What this task involves:
Those lines of the records that contain "JSON" are to be located and copied.

START Data for analysis

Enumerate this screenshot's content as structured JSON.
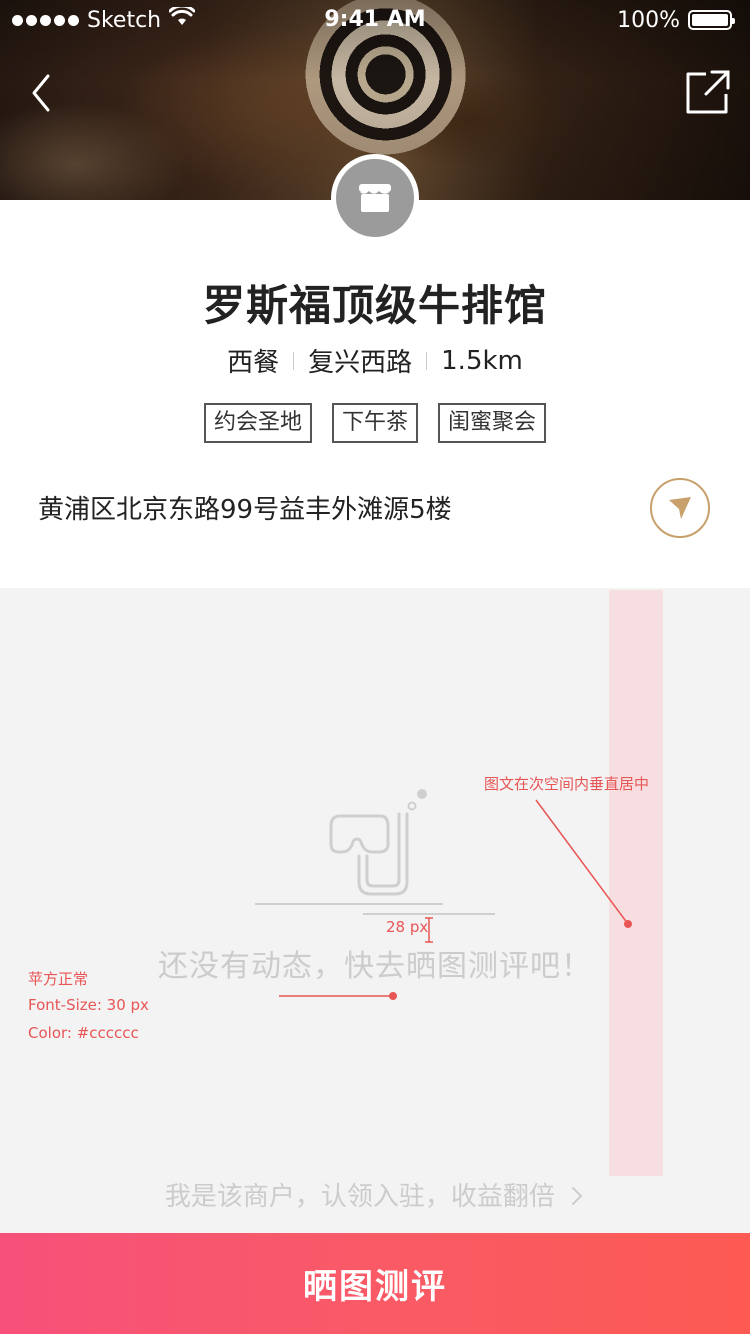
{
  "status_bar": {
    "carrier": "Sketch",
    "time": "9:41 AM",
    "battery": "100%"
  },
  "shop": {
    "name": "罗斯福顶级牛排馆",
    "cuisine": "西餐",
    "area": "复兴西路",
    "distance": "1.5km",
    "tags": [
      "约会圣地",
      "下午茶",
      "闺蜜聚会"
    ],
    "address": "黄浦区北京东路99号益丰外滩源5楼"
  },
  "empty_state": {
    "message": "还没有动态，快去晒图测评吧！",
    "claim_link": "我是该商户，认领入驻，收益翻倍"
  },
  "annotations": {
    "vertical_center_note": "图文在次空间内垂直居中",
    "spacing_note": "28 px",
    "font_family_note": "苹方正常",
    "font_size_note": "Font-Size: 30 px",
    "color_note": "Color: #cccccc"
  },
  "cta": {
    "label": "晒图测评"
  },
  "icons": {
    "back": "chevron-left-icon",
    "share": "share-icon",
    "shop": "shop-icon",
    "locate": "navigation-arrow-icon",
    "empty": "snorkel-mask-icon"
  },
  "colors": {
    "accent_gold": "#c8a06b",
    "cta_start": "#f7507a",
    "cta_end": "#fc5a52",
    "empty_text": "#cccccc",
    "annotation_red": "#e85555"
  }
}
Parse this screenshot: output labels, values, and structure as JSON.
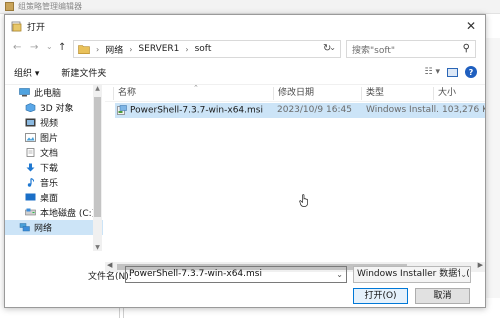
{
  "background": {
    "app_title": "组策略管理编辑器"
  },
  "dialog": {
    "title": "打开",
    "close_glyph": "✕"
  },
  "nav": {
    "back": "←",
    "forward": "→",
    "recent": "⌄",
    "up": "↑",
    "refresh": "↻"
  },
  "address": {
    "segments": [
      "网络",
      "SERVER1",
      "soft"
    ],
    "separator": "›"
  },
  "search": {
    "placeholder": "搜索\"soft\""
  },
  "toolbar": {
    "organize": "组织 ▾",
    "new_folder": "新建文件夹"
  },
  "sidebar": {
    "items": [
      {
        "label": "此电脑",
        "icon": "computer-icon"
      },
      {
        "label": "3D 对象",
        "icon": "3d-objects-icon"
      },
      {
        "label": "视频",
        "icon": "video-icon"
      },
      {
        "label": "图片",
        "icon": "pictures-icon"
      },
      {
        "label": "文档",
        "icon": "documents-icon"
      },
      {
        "label": "下载",
        "icon": "downloads-icon"
      },
      {
        "label": "音乐",
        "icon": "music-icon"
      },
      {
        "label": "桌面",
        "icon": "desktop-icon"
      },
      {
        "label": "本地磁盘 (C:)",
        "icon": "drive-icon"
      },
      {
        "label": "网络",
        "icon": "network-icon"
      }
    ],
    "selected": "网络"
  },
  "columns": {
    "name": "名称",
    "date": "修改日期",
    "type": "类型",
    "size": "大小"
  },
  "files": [
    {
      "name": "PowerShell-7.3.7-win-x64.msi",
      "date": "2023/10/9 16:45",
      "type": "Windows Install...",
      "size": "103,276 K"
    }
  ],
  "footer": {
    "filename_label": "文件名(N):",
    "filename_value": "PowerShell-7.3.7-win-x64.msi",
    "filetype_value": "Windows Installer 数据包(*.m",
    "open_button": "打开(O)",
    "cancel_button": "取消"
  },
  "colors": {
    "selection": "#cce4f7",
    "accent": "#0078d7"
  }
}
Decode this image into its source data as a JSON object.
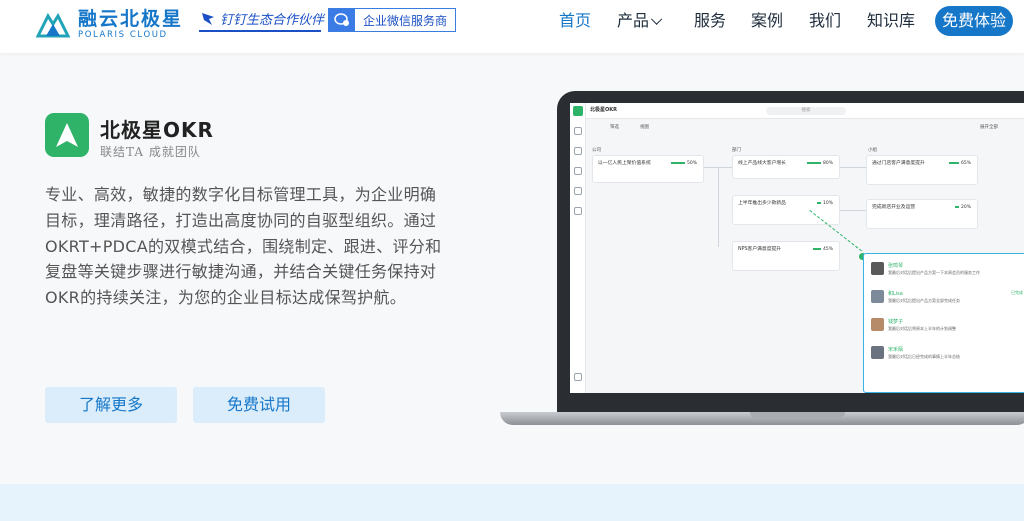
{
  "header": {
    "logo_cn": "融云北极星",
    "logo_en": "POLARIS CLOUD",
    "partner_badge": "钉钉生态合作伙伴",
    "wecom_badge": "企业微信服务商",
    "nav": [
      "首页",
      "产品",
      "服务",
      "案例",
      "我们",
      "知识库"
    ],
    "active_nav": "首页",
    "cta": "免费体验",
    "accent": "#1677c9"
  },
  "product": {
    "name": "北极星OKR",
    "slogan": "联结TA 成就团队",
    "icon": "polaris-arrow-icon",
    "icon_color": "#2eb368",
    "description": "专业、高效，敏捷的数字化目标管理工具，为企业明确目标，理清路径，打造出高度协同的自驱型组织。通过OKRT+PDCA的双模式结合，围绕制定、跟进、评分和复盘等关键步骤进行敏捷沟通，并结合关键任务保持对OKR的持续关注，为您的企业目标达成保驾护航。",
    "learn_more": "了解更多",
    "free_trial": "免费试用"
  },
  "screen": {
    "app_title": "北极星OKR",
    "search_placeholder": "搜索",
    "toolbar": [
      "筛选",
      "视图",
      "展开全部"
    ],
    "columns": [
      {
        "title": "公司",
        "cards": [
          {
            "text": "以一亿人民上架价值系统",
            "pct": "50%"
          }
        ]
      },
      {
        "title": "部门",
        "cards": [
          {
            "text": "线上产品线大客户增长",
            "pct": "80%"
          },
          {
            "text": "上半年推出多少款新品",
            "pct": "10%"
          },
          {
            "text": "NPS客户满意度提升",
            "pct": "45%"
          }
        ]
      },
      {
        "title": "小组",
        "cards": [
          {
            "text": "通过门店客户满意度提升",
            "pct": "65%"
          },
          {
            "text": "完成新店开业及运营",
            "pct": "20%"
          }
        ]
      }
    ],
    "comments": [
      {
        "name": "张鸣琴",
        "text": "我最后对话后提出产品方案一下本周会员的服务工作"
      },
      {
        "name": "和Lisa",
        "text": "我最后对话后提出产品方案全部完成任务"
      },
      {
        "name": "钱梦子",
        "text": "我最后对话后将原本上半年的计划调整"
      },
      {
        "name": "宋禾陌",
        "text": "我最后对话后已经完成的事情上半年总结"
      }
    ],
    "comment_tag": "已完成"
  }
}
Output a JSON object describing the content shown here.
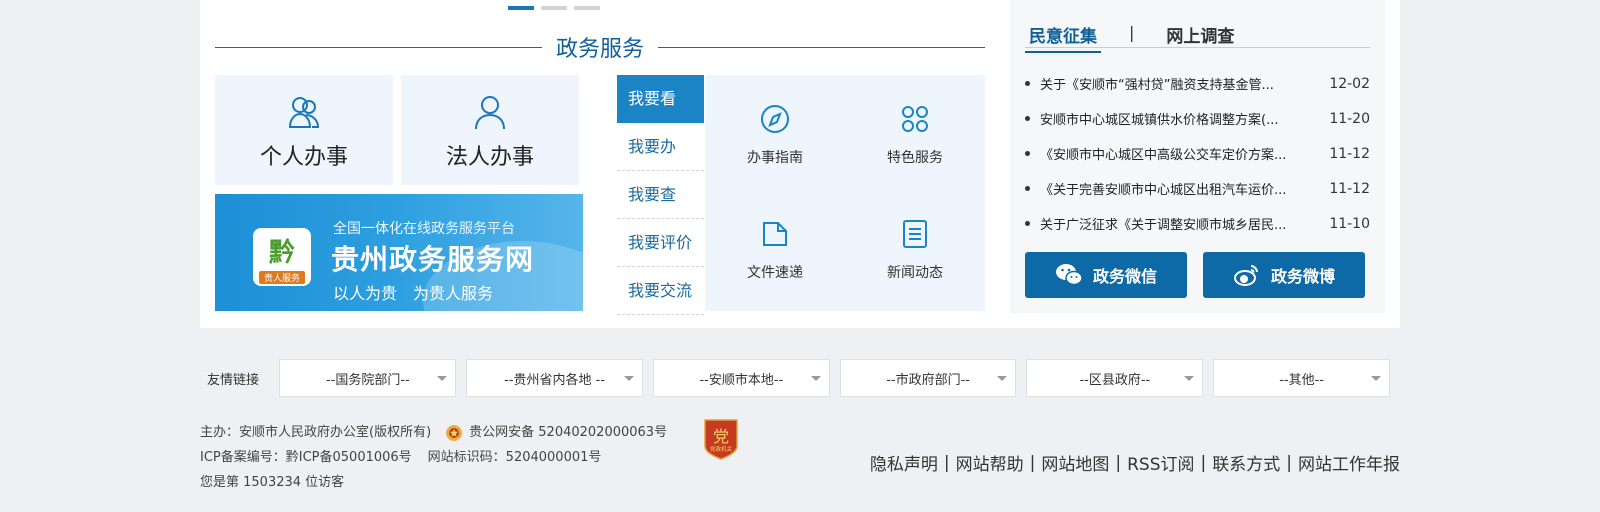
{
  "carousel": {
    "active_index": 0,
    "count": 3
  },
  "gov_services": {
    "title": "政务服务",
    "tiles": [
      {
        "label": "个人办事",
        "icon": "people-icon"
      },
      {
        "label": "法人办事",
        "icon": "person-icon"
      }
    ],
    "banner": {
      "subtitle": "全国一体化在线政务服务平台",
      "title": "贵州政务服务网",
      "slogan": "以人为贵　为贵人服务",
      "logo_mark": "黔",
      "logo_sub": "贵人服务"
    },
    "tabs": [
      "我要看",
      "我要办",
      "我要查",
      "我要评价",
      "我要交流"
    ],
    "active_tab": 0,
    "services": [
      {
        "label": "办事指南",
        "icon": "compass-icon"
      },
      {
        "label": "特色服务",
        "icon": "clover-icon"
      },
      {
        "label": "文件速递",
        "icon": "folder-icon"
      },
      {
        "label": "新闻动态",
        "icon": "document-icon"
      }
    ]
  },
  "opinion": {
    "tabs": [
      "民意征集",
      "网上调查"
    ],
    "separator": "|",
    "active_tab": 0,
    "items": [
      {
        "title": "关于《安顺市“强村贷”融资支持基金管...",
        "date": "12-02"
      },
      {
        "title": "安顺市中心城区城镇供水价格调整方案(...",
        "date": "11-20"
      },
      {
        "title": "《安顺市中心城区中高级公交车定价方案...",
        "date": "11-12"
      },
      {
        "title": "《关于完善安顺市中心城区出租汽车运价...",
        "date": "11-12"
      },
      {
        "title": "关于广泛征求《关于调整安顺市城乡居民...",
        "date": "11-10"
      }
    ],
    "wechat_label": "政务微信",
    "weibo_label": "政务微博"
  },
  "friend_links": {
    "label": "友情链接",
    "selects": [
      "--国务院部门--",
      "--贵州省内各地 --",
      "--安顺市本地--",
      "--市政府部门--",
      "--区县政府--",
      "--其他--"
    ]
  },
  "footer": {
    "host": "主办：安顺市人民政府办公室(版权所有)",
    "police_record": "贵公网安备 52040202000063号",
    "icp": "ICP备案编号：黔ICP备05001006号",
    "site_id": "网站标识码：5204000001号",
    "visitors": "您是第 1503234 位访客",
    "links": [
      "隐私声明",
      "网站帮助",
      "网站地图",
      "RSS订阅",
      "联系方式",
      "网站工作年报"
    ],
    "separator": "|",
    "badge_top": "党",
    "badge_bottom": "党政机关"
  }
}
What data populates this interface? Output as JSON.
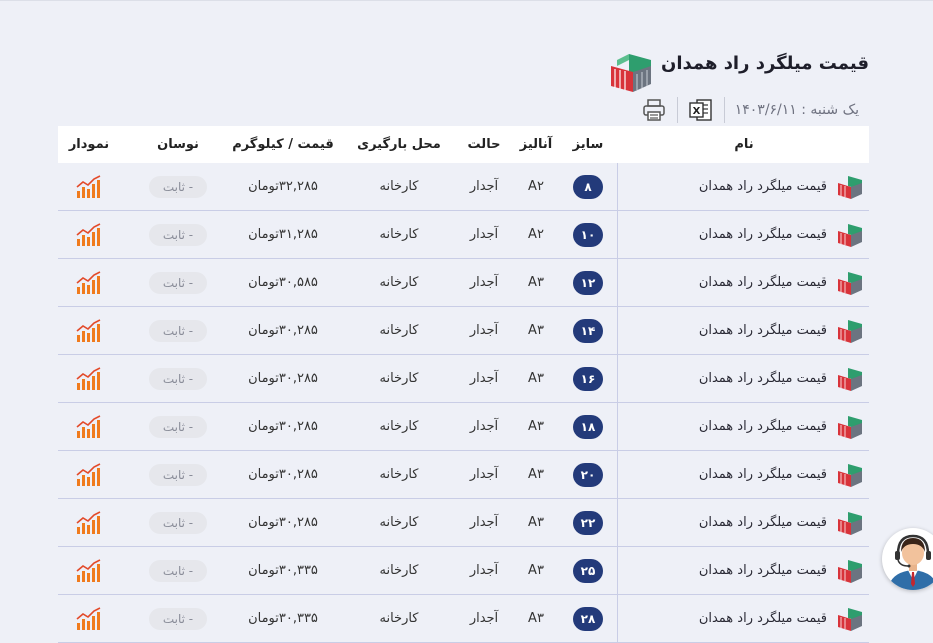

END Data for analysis

Response to the exercise:
Enumerate this screenshot's content as structured JSON.
Parse this screenshot: output labels, values, and structure as JSON.
Decode this image into its source data as a JSON object.
Output a JSON object describing the content shown here.
What data populates this interface? Output as JSON.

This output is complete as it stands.